Roberto Colombo is a PhD candidate researching codes of revenge ('payback') and codes of hospitality. He wrote asking me if I 'd encountered evidence of a ‘culture of hospitality’ amongst Bougainvilleans. I replied as you will see below, and opened Roberto's enquiry to ask our readers to respond in terms of Melanesian (not just Bougainvillean) hospitality. I hope you can contribute
| ROBERTO COLOMBO
GLASGOW - I am a PhD student at the University of Glasgow in the United Kingdom and currently working on a thesis which explores the ways in which traditional socio-cultural codes shape the dynamics of civil wars and insurgencies.
I’m reaching out because I've read with interest your articles on Bougainville, which I am considering using as a case study to show how socio-cultural codes provided the Bougainville Revolutionary Army and the Bougainville Resistance Force elements with mechanisms for recruitment and support during the civil war of 1988-98.
Specifically, I am looking at the code of revenge (or 'payback') and code of hospitality.
Regarding the latter, I have found very little in the existing literature.
May I ask whether you encountered evidence of a ‘culture of hospitality’ practiced amongst Bougainvilleans, similar to the codes and concepts of hospitality characterising other cultures, such as Bedouin/Arab tribes, Corsica or the Caucasus?
It would help me greatly in my research planning!
Keith Jackson writes:
Some years later, I took up my career in broadcasting and moved to Kieta to manage Radio Bougainville. It was 1970 and the people were agitated about the mining that was about to take place at Panguna and for which considerable tracts of land were being acquired by Bougainville Copper Limited against the wishes of the people of Central Bougainville.
As most readers will know, some years later this led to a disastrous civil war.

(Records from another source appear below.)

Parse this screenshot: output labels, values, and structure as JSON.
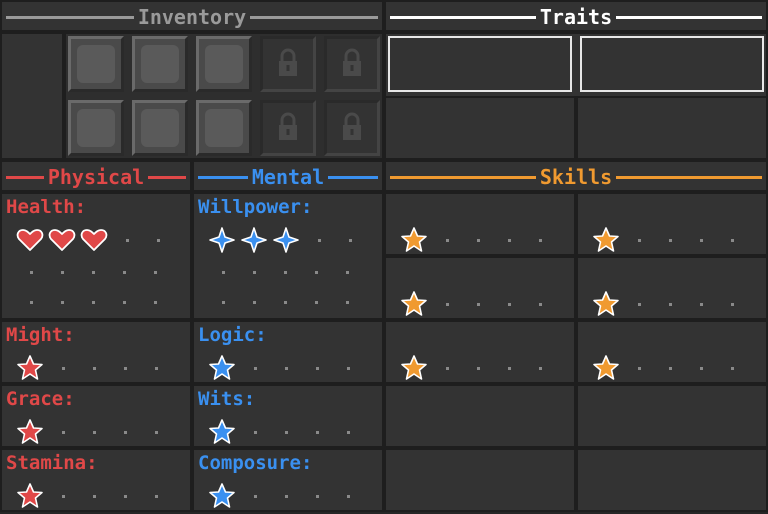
{
  "colors": {
    "physical": "#e04848",
    "mental": "#3a90f0",
    "skills": "#f09a30",
    "inventory": "#9a9a9a",
    "traits": "#ffffff"
  },
  "headers": {
    "inventory": "Inventory",
    "traits": "Traits",
    "physical": "Physical",
    "mental": "Mental",
    "skills": "Skills"
  },
  "inventory": {
    "slots": [
      {
        "locked": false,
        "icon": "empty-slot-icon"
      },
      {
        "locked": false,
        "icon": "empty-slot-icon"
      },
      {
        "locked": false,
        "icon": "empty-slot-icon"
      },
      {
        "locked": true,
        "icon": "lock-icon"
      },
      {
        "locked": true,
        "icon": "lock-icon"
      },
      {
        "locked": false,
        "icon": "empty-slot-icon"
      },
      {
        "locked": false,
        "icon": "empty-slot-icon"
      },
      {
        "locked": false,
        "icon": "empty-slot-icon"
      },
      {
        "locked": true,
        "icon": "lock-icon"
      },
      {
        "locked": true,
        "icon": "lock-icon"
      }
    ]
  },
  "physical": {
    "health": {
      "label": "Health:",
      "value": 3,
      "max": 5,
      "icon": "heart-icon"
    },
    "might": {
      "label": "Might:",
      "value": 1,
      "max": 5,
      "icon": "star-icon"
    },
    "grace": {
      "label": "Grace:",
      "value": 1,
      "max": 5,
      "icon": "star-icon"
    },
    "stamina": {
      "label": "Stamina:",
      "value": 1,
      "max": 5,
      "icon": "star-icon"
    }
  },
  "mental": {
    "willpower": {
      "label": "Willpower:",
      "value": 3,
      "max": 5,
      "icon": "diamond-star-icon"
    },
    "logic": {
      "label": "Logic:",
      "value": 1,
      "max": 5,
      "icon": "star-icon"
    },
    "wits": {
      "label": "Wits:",
      "value": 1,
      "max": 5,
      "icon": "star-icon"
    },
    "composure": {
      "label": "Composure:",
      "value": 1,
      "max": 5,
      "icon": "star-icon"
    }
  },
  "skills": [
    {
      "value": 1,
      "max": 5
    },
    {
      "value": 1,
      "max": 5
    },
    {
      "value": 1,
      "max": 5
    },
    {
      "value": 1,
      "max": 5
    },
    {
      "value": 1,
      "max": 5
    },
    {
      "value": 1,
      "max": 5
    }
  ]
}
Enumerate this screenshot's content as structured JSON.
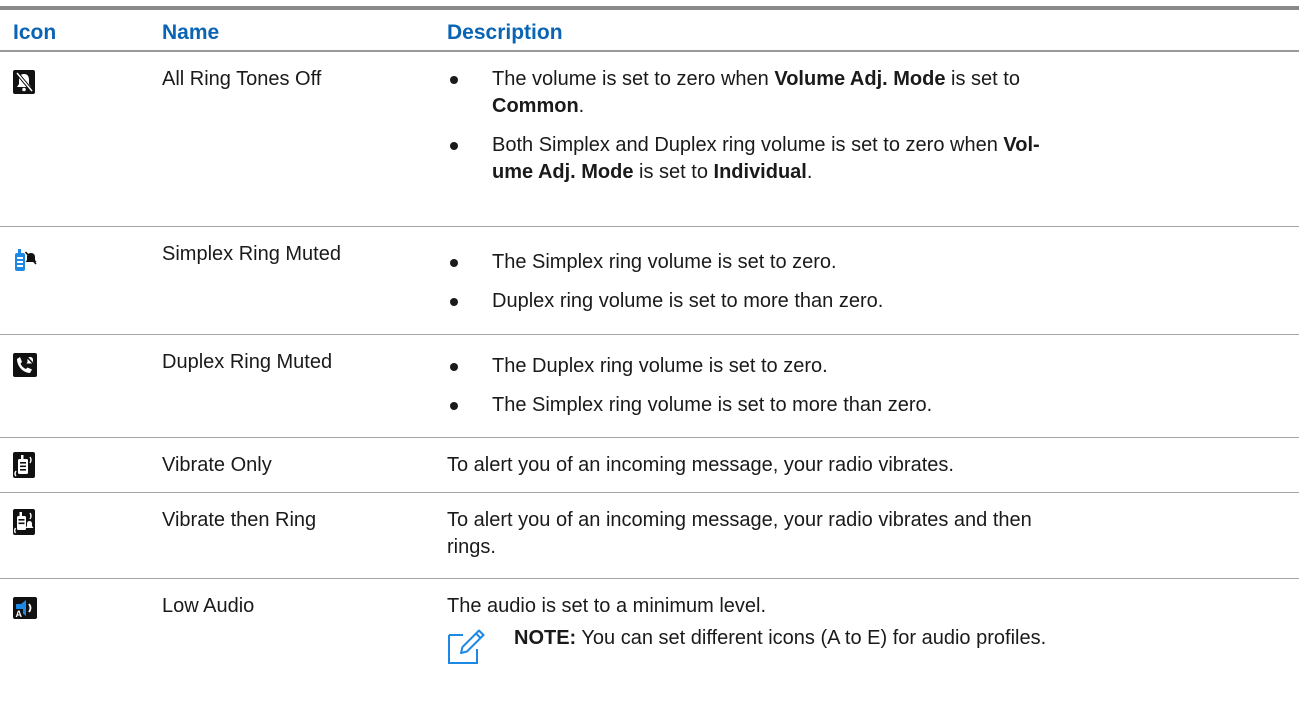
{
  "header": {
    "icon": "Icon",
    "name": "Name",
    "description": "Description"
  },
  "rows": [
    {
      "icon": "bell-off-icon",
      "name": "All Ring Tones Off",
      "bullets": [
        {
          "p1": "The volume is set to zero when ",
          "b1": "Volume Adj. Mode",
          "p2": " is set to ",
          "b2": "Common",
          "p3": "."
        },
        {
          "p1": "Both Simplex and Duplex ring volume is set to zero when ",
          "b1": "Vol-",
          "p2": "",
          "b2": "ume Adj. Mode",
          "p3": " is set to ",
          "b3": "Individual",
          "p4": "."
        }
      ]
    },
    {
      "icon": "simplex-ring-muted-icon",
      "name": "Simplex Ring Muted",
      "bullets": [
        {
          "text": "The Simplex ring volume is set to zero."
        },
        {
          "text": "Duplex ring volume is set to more than zero."
        }
      ]
    },
    {
      "icon": "duplex-ring-muted-icon",
      "name": "Duplex Ring Muted",
      "bullets": [
        {
          "text": "The Duplex ring volume is set to zero."
        },
        {
          "text": "The Simplex ring volume is set to more than zero."
        }
      ]
    },
    {
      "icon": "vibrate-only-icon",
      "name": "Vibrate Only",
      "description": "To alert you of an incoming message, your radio vibrates."
    },
    {
      "icon": "vibrate-then-ring-icon",
      "name": "Vibrate then Ring",
      "description_line1": "To alert you of an incoming message, your radio vibrates and then",
      "description_line2": "rings."
    },
    {
      "icon": "low-audio-icon",
      "name": "Low Audio",
      "description": "The audio is set to a minimum level.",
      "note_label": "NOTE:",
      "note_text": " You can set different icons (A to E) for audio profiles.",
      "note_icon": "note-pencil-icon"
    }
  ],
  "colors": {
    "header_text": "#0a64b4",
    "icon_blue": "#1e88e5",
    "rule": "#8a8a8a"
  }
}
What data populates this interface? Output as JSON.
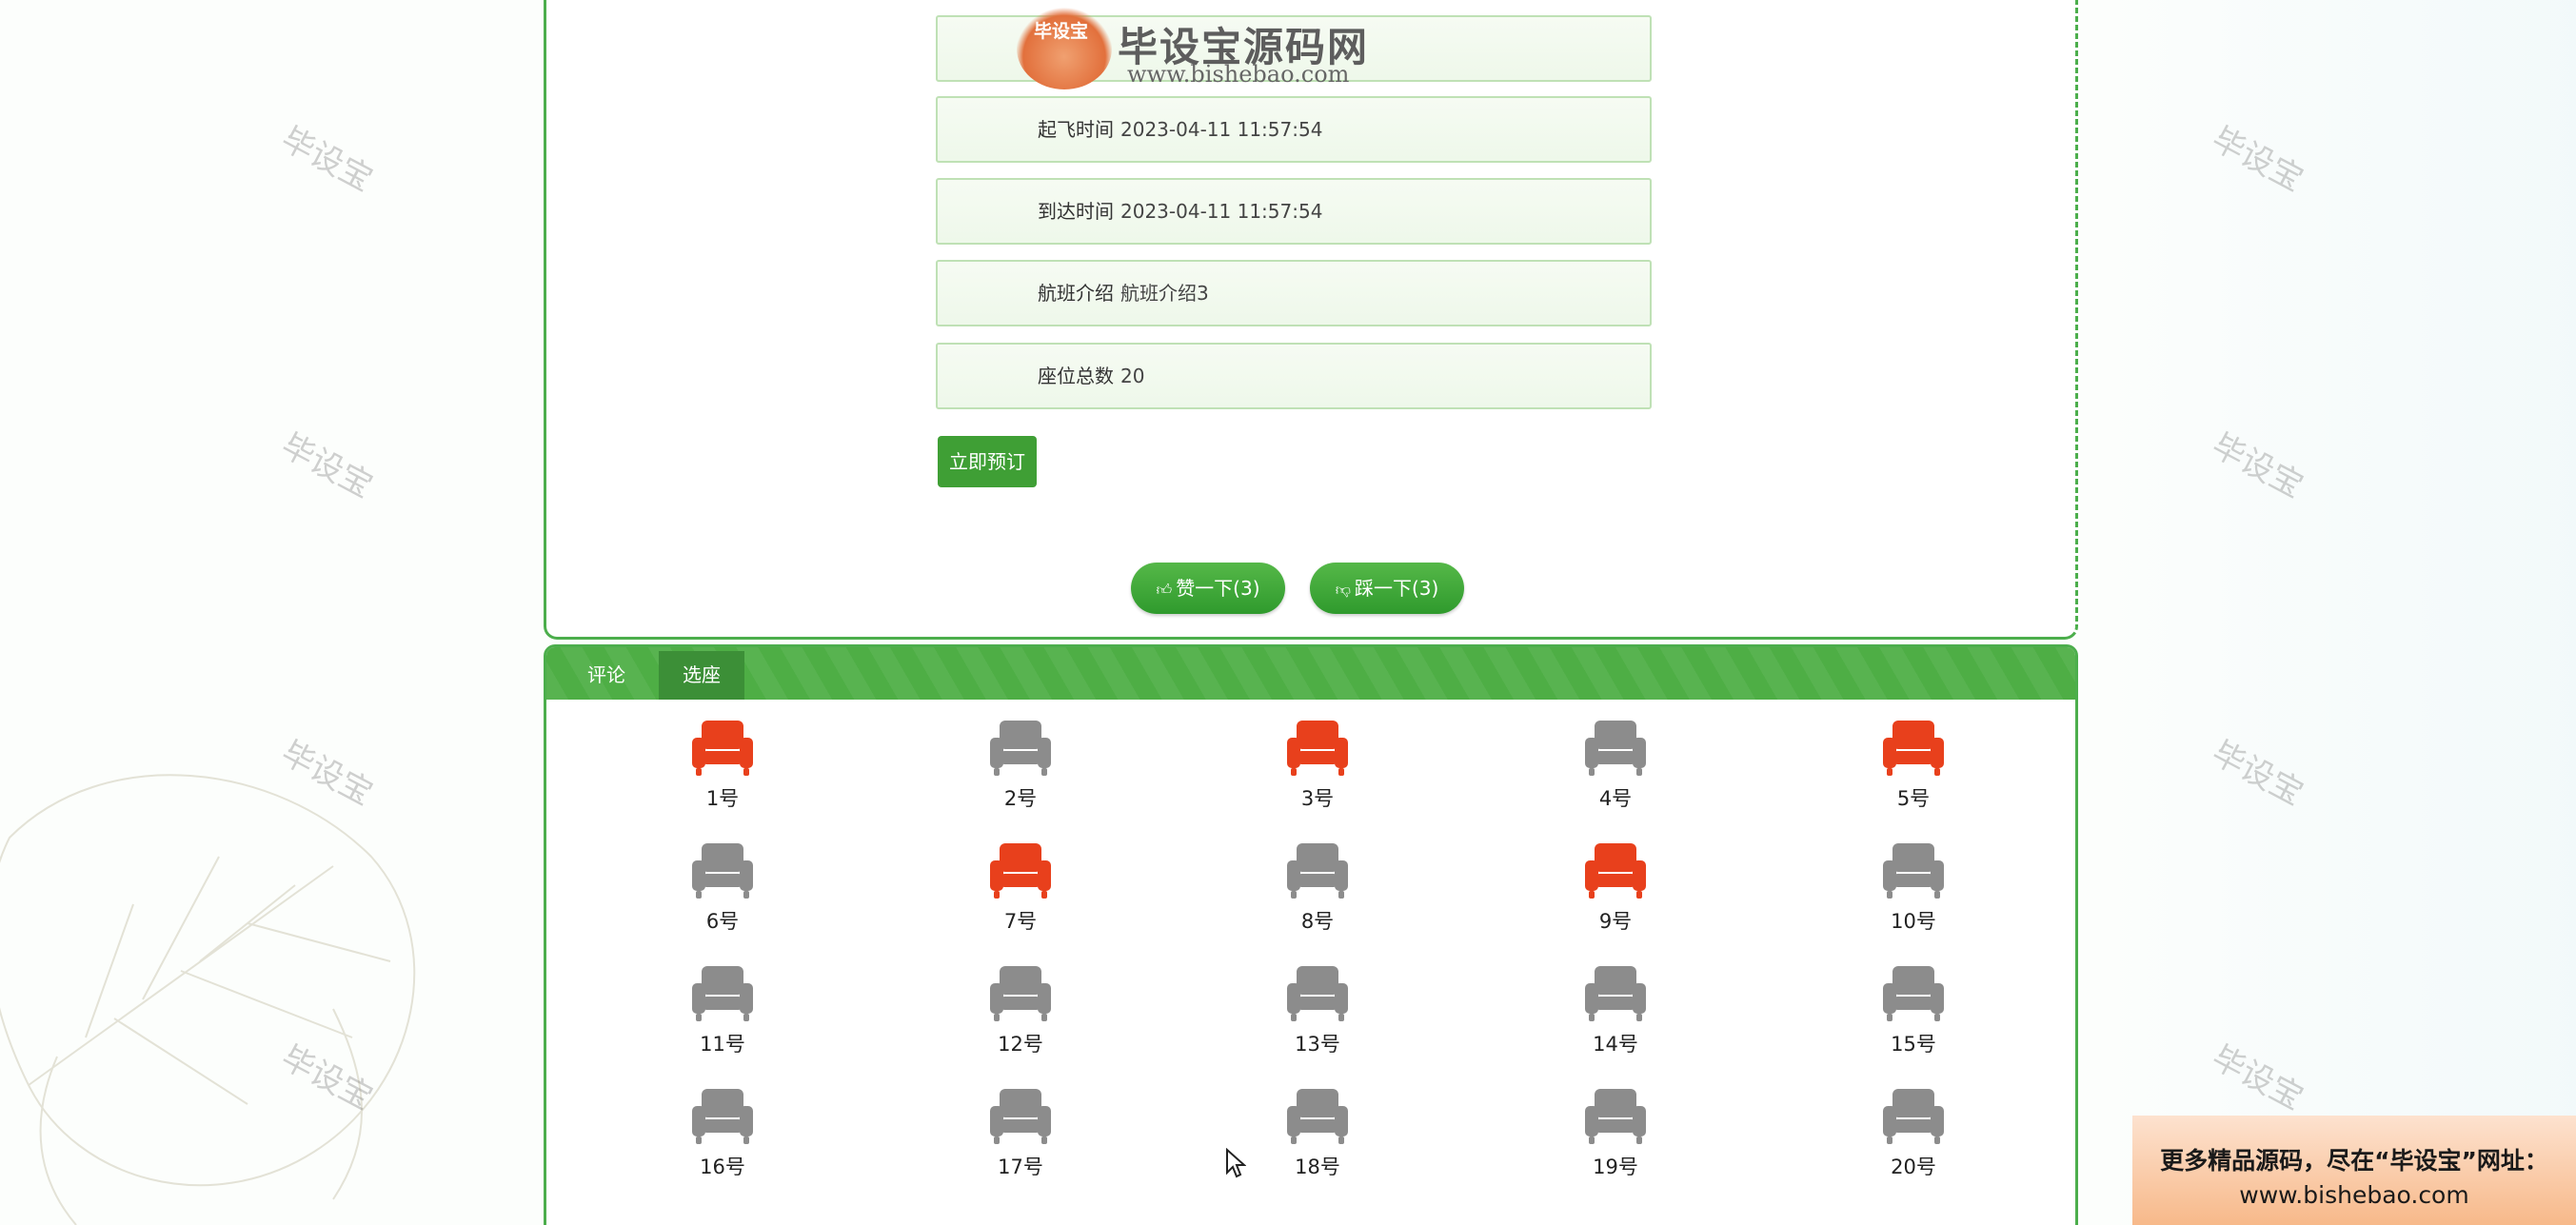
{
  "logo": {
    "badge_text": "毕设宝",
    "title": "毕设宝源码网",
    "url": "www.bishebao.com"
  },
  "watermark_text": "毕设宝",
  "flight_fields": [
    {
      "label": "起飞时间",
      "value": "2023-04-11 11:57:54"
    },
    {
      "label": "到达时间",
      "value": "2023-04-11 11:57:54"
    },
    {
      "label": "航班介绍",
      "value": "航班介绍3"
    },
    {
      "label": "座位总数",
      "value": "20"
    }
  ],
  "book_button": "立即预订",
  "like_button": "赞一下(3)",
  "dislike_button": "踩一下(3)",
  "tabs": [
    {
      "label": "评论",
      "active": false
    },
    {
      "label": "选座",
      "active": true
    }
  ],
  "seats": [
    {
      "label": "1号",
      "booked": true
    },
    {
      "label": "2号",
      "booked": false
    },
    {
      "label": "3号",
      "booked": true
    },
    {
      "label": "4号",
      "booked": false
    },
    {
      "label": "5号",
      "booked": true
    },
    {
      "label": "6号",
      "booked": false
    },
    {
      "label": "7号",
      "booked": true
    },
    {
      "label": "8号",
      "booked": false
    },
    {
      "label": "9号",
      "booked": true
    },
    {
      "label": "10号",
      "booked": false
    },
    {
      "label": "11号",
      "booked": false
    },
    {
      "label": "12号",
      "booked": false
    },
    {
      "label": "13号",
      "booked": false
    },
    {
      "label": "14号",
      "booked": false
    },
    {
      "label": "15号",
      "booked": false
    },
    {
      "label": "16号",
      "booked": false
    },
    {
      "label": "17号",
      "booked": false
    },
    {
      "label": "18号",
      "booked": false
    },
    {
      "label": "19号",
      "booked": false
    },
    {
      "label": "20号",
      "booked": false
    }
  ],
  "colors": {
    "accent_green": "#4eae45",
    "seat_booked": "#e8401c",
    "seat_free": "#8c8c8c"
  },
  "ad": {
    "line1": "更多精品源码，尽在“毕设宝”网址：",
    "line2": "www.bishebao.com"
  }
}
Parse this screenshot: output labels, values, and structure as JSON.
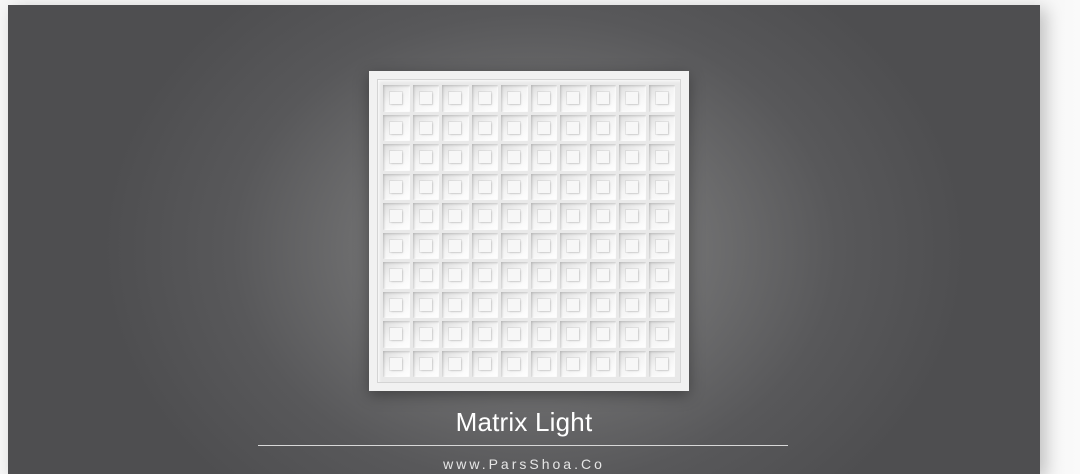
{
  "banner": {
    "product_name": "Matrix Light",
    "website": "www.ParsShoa.Co"
  },
  "panel": {
    "rows": 10,
    "columns": 10
  },
  "colors": {
    "background": "#5a5a5c",
    "panel": "#f1f1f1",
    "text": "#ffffff"
  }
}
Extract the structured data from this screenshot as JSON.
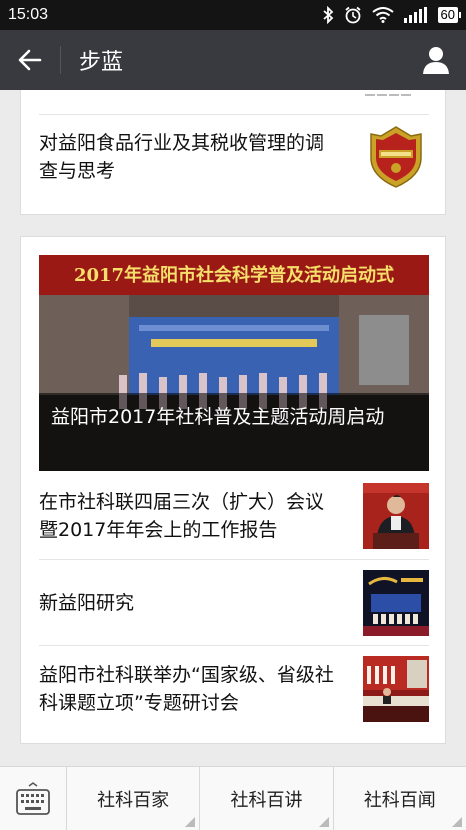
{
  "status_bar": {
    "time": "15:03",
    "battery": "60",
    "icons": [
      "bluetooth-icon",
      "alarm-icon",
      "wifi-icon",
      "signal-icon",
      "battery-icon"
    ]
  },
  "nav": {
    "title": "步蓝",
    "back_icon": "arrow-left-icon",
    "profile_icon": "person-icon"
  },
  "articles_top": [
    {
      "title": "对益阳食品行业及其税收管理的调查与思考",
      "thumb": "food-safety-badge"
    }
  ],
  "featured": {
    "banner_text": "2017年益阳市社会科学普及活动启动式",
    "caption": "益阳市2017年社科普及主题活动周启动"
  },
  "articles": [
    {
      "title": "在市社科联四届三次（扩大）会议 暨2017年年会上的工作报告",
      "thumb": "speaker-at-podium"
    },
    {
      "title": "新益阳研究",
      "thumb": "stage-performance"
    },
    {
      "title": "益阳市社科联举办“国家级、省级社科课题立项”专题研讨会",
      "thumb": "meeting-room"
    }
  ],
  "bottom_menu": {
    "keyboard_icon": "keyboard-icon",
    "items": [
      "社科百家",
      "社科百讲",
      "社科百闻"
    ]
  },
  "colors": {
    "status_bar": "#141414",
    "nav_bar": "#393a3f",
    "background": "#ebebeb",
    "card": "#ffffff"
  }
}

That said, at a personal level, I found the Bougainville people always treated me with kindness and respect. The radio station was in Central Bougainville and many of the people we lived amongst saw it as a ‘propaganda machine’ for the colonial Administration and the copper company. Never were they hostile to me, my family nor Radio Bougainville employees.
Early in my three years at the station, I made changes to its programming to render our news and information broadcasts more even-handed, and this was well received by the people. To further signal our goodwill, I also employed two broadcast trainees from the local Nasioi people.
If any readers would like to share their thoughts on Melanesian hospitality, and whether perhaps it has changed over the years, I encourage you to comment below or get in direct touch with Roberto Colombo at [email protected]